Your answer should be every line with the word "所有看板", copied from the data below.
──────── Input
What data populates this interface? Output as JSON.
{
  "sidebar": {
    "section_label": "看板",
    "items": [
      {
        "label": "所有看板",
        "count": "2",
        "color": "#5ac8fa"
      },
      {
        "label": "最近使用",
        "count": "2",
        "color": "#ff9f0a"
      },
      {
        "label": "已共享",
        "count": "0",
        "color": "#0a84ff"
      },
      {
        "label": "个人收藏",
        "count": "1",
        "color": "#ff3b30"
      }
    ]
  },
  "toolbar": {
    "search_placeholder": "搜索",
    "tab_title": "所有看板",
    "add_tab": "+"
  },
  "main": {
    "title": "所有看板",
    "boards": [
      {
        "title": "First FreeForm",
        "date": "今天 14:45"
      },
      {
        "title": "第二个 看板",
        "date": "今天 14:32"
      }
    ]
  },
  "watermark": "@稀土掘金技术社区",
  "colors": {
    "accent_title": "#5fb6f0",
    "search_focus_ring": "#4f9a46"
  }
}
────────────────
**Response to this exercise:**
        "label": "所有看板",
    "tab_title": "所有看板",
    "title": "所有看板",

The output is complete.